New York nightlife luminary Peter Gatien is the central subject of Billy Corben’s “Limelight,” a so-so documentary that details the dance and drugs and self-damage of the 1980s: rise, fall, across the course of a pursuit, in the hours of a long night. Corben’s earlier films include 2006’s “Cocaine Cowboys” and “Cocaine Cowboys II” (2008) and drugs and depredation are on the menu on a more up-close scale here as pirate-patched proprietor Gatien lords over his kingdom of clubs as a “Caligula with music,” including Tunnel, Palladium and the titular pleasure dome.
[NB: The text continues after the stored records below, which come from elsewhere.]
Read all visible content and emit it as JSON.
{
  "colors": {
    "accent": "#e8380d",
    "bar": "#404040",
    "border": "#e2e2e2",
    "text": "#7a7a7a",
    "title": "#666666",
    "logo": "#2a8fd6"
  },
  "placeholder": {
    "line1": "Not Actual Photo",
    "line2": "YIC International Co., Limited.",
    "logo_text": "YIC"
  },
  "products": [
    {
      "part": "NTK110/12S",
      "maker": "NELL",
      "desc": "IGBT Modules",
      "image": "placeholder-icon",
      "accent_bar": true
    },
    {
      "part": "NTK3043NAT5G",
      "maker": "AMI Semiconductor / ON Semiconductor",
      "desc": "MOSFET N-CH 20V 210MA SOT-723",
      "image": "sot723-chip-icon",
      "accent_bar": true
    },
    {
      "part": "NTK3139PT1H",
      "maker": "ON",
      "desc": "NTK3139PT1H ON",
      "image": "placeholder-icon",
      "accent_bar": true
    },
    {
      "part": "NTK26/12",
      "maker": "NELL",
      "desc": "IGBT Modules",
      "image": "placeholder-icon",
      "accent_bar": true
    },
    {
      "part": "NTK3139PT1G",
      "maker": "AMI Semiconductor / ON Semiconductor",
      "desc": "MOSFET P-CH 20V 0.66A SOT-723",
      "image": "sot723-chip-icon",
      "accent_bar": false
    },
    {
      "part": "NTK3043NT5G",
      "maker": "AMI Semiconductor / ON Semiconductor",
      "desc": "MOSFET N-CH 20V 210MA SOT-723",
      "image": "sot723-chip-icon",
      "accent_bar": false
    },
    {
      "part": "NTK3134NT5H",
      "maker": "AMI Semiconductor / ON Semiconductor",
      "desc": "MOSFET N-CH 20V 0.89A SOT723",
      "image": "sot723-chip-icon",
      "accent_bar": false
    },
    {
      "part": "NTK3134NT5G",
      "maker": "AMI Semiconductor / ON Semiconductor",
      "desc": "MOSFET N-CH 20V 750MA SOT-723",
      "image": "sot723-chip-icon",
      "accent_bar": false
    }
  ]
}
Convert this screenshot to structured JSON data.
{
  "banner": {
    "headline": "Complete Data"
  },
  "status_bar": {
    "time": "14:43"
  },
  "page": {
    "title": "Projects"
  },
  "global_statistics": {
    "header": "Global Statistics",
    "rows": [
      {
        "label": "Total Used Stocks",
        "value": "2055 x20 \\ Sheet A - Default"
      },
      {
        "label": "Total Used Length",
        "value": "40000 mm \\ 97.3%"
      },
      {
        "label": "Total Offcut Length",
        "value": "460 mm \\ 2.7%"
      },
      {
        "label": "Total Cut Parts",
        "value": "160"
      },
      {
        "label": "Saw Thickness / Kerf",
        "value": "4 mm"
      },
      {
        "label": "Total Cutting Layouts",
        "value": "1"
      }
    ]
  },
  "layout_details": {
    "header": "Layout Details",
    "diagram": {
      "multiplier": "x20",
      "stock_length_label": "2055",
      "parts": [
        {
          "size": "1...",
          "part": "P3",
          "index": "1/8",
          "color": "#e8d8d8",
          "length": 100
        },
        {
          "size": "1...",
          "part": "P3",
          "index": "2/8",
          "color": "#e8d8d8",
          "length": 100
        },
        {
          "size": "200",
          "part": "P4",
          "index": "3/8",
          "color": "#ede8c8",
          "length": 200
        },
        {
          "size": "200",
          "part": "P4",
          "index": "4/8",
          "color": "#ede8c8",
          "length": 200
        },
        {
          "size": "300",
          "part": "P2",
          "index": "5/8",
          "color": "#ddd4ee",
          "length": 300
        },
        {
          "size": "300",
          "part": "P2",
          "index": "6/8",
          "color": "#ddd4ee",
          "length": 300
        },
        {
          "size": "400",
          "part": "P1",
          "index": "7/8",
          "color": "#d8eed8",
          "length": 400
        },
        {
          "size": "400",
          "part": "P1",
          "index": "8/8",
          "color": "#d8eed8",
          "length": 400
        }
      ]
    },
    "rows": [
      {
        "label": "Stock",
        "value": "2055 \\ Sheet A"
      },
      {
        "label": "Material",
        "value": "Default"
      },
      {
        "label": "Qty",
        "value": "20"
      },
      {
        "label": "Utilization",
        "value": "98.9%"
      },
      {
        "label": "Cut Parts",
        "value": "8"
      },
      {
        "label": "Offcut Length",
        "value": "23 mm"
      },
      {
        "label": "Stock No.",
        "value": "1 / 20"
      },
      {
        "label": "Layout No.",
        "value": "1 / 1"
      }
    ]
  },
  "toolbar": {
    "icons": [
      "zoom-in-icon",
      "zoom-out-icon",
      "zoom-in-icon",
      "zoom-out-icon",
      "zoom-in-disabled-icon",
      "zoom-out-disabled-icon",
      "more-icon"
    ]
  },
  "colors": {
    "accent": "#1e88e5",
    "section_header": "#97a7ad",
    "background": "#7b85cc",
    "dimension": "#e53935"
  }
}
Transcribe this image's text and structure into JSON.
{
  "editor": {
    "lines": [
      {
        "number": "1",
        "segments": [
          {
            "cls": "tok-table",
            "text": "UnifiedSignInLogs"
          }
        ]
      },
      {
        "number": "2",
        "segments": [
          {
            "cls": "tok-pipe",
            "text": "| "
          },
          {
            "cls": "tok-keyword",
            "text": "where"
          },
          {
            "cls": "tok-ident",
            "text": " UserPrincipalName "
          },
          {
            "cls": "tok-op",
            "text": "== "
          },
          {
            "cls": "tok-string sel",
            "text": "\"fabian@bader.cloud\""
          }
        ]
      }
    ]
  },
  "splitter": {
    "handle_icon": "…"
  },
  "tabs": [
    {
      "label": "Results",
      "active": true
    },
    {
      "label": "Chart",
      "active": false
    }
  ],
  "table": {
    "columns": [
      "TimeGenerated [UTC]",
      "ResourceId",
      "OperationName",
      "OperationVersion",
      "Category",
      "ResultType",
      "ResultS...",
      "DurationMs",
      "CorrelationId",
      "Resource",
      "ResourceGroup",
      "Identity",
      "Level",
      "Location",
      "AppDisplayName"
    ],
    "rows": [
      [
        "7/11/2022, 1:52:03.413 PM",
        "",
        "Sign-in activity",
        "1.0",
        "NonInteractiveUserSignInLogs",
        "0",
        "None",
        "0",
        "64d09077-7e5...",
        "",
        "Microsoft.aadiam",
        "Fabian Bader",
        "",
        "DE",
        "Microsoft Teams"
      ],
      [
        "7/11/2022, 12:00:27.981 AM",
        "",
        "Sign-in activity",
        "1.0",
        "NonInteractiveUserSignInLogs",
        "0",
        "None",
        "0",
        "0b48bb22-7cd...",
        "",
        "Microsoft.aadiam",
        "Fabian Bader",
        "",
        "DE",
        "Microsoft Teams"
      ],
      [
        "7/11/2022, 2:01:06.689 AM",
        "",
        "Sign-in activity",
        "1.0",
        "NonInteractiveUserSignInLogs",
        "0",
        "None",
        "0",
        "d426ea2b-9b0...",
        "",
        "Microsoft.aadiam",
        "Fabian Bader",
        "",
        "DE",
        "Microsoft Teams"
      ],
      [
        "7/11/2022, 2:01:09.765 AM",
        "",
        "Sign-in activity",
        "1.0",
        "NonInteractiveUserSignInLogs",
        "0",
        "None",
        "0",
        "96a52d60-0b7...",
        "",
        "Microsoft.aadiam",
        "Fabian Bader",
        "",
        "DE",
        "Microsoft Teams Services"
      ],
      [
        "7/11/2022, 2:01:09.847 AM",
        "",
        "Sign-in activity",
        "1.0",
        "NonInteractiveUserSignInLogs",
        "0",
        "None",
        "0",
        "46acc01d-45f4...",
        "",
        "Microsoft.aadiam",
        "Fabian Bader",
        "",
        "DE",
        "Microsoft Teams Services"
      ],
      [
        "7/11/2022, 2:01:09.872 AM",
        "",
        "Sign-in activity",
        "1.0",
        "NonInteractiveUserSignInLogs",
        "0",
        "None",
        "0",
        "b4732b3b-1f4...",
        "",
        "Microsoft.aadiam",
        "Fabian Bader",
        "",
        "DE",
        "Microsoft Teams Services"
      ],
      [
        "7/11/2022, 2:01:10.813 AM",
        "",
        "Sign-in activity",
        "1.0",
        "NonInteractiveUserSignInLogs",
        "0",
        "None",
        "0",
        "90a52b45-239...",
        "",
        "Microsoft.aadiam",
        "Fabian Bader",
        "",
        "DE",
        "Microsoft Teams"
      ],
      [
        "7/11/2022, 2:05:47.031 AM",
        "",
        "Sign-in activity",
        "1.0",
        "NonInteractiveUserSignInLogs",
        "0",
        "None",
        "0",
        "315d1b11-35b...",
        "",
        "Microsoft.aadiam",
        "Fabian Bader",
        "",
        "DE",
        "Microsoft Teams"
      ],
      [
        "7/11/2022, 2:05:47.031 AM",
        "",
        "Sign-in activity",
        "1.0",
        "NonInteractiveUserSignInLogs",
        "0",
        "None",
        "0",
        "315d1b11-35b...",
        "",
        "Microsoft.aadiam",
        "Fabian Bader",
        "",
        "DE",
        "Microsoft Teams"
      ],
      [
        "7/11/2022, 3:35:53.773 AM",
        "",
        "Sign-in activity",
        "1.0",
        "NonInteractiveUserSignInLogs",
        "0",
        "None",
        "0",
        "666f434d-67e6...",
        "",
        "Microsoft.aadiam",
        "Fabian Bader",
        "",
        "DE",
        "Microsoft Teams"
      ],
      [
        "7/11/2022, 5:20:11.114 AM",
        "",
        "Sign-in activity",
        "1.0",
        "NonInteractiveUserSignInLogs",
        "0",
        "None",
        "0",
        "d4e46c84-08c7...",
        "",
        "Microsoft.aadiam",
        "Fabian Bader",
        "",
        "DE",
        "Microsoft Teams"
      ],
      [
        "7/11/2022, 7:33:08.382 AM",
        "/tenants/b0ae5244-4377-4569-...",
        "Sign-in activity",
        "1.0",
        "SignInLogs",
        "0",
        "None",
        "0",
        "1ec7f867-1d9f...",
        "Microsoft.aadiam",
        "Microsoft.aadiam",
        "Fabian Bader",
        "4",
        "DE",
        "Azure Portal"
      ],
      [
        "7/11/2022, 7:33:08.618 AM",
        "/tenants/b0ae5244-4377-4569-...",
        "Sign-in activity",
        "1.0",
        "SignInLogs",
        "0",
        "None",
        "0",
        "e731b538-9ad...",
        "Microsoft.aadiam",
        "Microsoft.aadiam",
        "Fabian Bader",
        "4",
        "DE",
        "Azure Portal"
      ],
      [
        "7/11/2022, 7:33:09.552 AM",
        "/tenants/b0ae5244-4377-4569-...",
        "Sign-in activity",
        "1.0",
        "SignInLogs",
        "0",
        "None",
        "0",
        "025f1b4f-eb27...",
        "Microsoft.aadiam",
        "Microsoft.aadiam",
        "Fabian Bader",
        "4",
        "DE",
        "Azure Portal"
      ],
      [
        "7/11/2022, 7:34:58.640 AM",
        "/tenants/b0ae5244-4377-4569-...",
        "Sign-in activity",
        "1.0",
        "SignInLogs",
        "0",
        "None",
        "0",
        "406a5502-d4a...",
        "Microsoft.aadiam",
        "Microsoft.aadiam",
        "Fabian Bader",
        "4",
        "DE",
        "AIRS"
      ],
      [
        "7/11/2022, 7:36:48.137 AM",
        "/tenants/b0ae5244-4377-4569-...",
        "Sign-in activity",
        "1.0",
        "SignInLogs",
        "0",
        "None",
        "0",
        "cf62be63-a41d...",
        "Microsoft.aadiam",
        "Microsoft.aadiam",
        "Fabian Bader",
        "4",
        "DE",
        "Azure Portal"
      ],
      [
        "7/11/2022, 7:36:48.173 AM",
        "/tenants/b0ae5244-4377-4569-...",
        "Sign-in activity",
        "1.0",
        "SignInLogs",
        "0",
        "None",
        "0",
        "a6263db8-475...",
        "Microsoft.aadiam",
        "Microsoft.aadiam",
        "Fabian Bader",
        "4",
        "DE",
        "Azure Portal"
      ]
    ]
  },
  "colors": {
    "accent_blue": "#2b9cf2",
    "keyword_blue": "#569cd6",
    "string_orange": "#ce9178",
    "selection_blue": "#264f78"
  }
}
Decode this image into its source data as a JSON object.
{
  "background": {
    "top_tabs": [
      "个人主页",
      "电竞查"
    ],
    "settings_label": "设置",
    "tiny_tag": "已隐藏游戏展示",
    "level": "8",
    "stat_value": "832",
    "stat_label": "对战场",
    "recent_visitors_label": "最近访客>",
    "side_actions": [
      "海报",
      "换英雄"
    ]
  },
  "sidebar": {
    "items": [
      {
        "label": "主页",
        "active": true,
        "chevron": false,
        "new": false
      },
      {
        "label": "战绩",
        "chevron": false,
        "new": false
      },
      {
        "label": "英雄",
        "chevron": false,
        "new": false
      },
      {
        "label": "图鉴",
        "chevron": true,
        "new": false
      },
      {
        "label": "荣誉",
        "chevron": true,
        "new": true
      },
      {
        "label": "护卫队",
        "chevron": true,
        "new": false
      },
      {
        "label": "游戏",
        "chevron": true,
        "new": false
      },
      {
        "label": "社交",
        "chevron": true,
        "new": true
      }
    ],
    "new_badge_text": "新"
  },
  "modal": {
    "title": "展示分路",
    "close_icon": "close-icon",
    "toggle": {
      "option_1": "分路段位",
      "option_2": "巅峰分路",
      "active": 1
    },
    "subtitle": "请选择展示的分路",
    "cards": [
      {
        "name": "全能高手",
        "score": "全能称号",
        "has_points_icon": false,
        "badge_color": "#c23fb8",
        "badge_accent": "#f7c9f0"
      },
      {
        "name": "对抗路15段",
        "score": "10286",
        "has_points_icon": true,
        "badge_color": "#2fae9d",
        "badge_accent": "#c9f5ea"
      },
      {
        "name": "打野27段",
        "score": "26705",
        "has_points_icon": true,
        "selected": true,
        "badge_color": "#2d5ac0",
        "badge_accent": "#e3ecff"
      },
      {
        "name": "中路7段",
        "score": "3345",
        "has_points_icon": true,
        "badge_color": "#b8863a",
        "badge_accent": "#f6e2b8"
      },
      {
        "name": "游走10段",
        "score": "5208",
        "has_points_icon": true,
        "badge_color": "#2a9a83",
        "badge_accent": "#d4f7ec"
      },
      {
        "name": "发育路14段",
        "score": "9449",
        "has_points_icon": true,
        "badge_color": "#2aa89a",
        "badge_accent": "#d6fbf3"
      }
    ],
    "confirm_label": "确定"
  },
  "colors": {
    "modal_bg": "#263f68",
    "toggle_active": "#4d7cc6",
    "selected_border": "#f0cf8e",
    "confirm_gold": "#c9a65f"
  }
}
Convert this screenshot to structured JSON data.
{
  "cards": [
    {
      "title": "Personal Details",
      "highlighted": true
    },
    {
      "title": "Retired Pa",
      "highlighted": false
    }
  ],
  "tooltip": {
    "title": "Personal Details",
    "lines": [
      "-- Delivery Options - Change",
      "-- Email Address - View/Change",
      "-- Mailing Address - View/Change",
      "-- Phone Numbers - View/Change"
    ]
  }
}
The archive footage is the key fascination: latter-day interviews prompt more squirm than gawk. “I love America, man” is as deep as it gets as Gatien describes the opportunities he took advantage of. The press kit offers this wonderfully Pollyannaish paragraph about the since-deported Gatien’s present-day ambition: “Peter has since returned to Toronto and is now determined to create a series of successful state-of-the-art entertainment, dining and lodging establishments that will bring worldwide acclaim to him [sic] Canadian hometown.” Produced by Gatien’s daughter, Jen Gatien. With Frank Owen, Michael Alig, Michael Caruso, Ed Koch, Steve Lewis. 101m. (Ray Pride)
“Limelight” opens Friday at the Music Box.
Ray Pride is Newcity’s film critic and a contributing editor to Filmmaker magazine.
His history of Chicago “Ghost Signs” in words and images will be published in Spring 2022.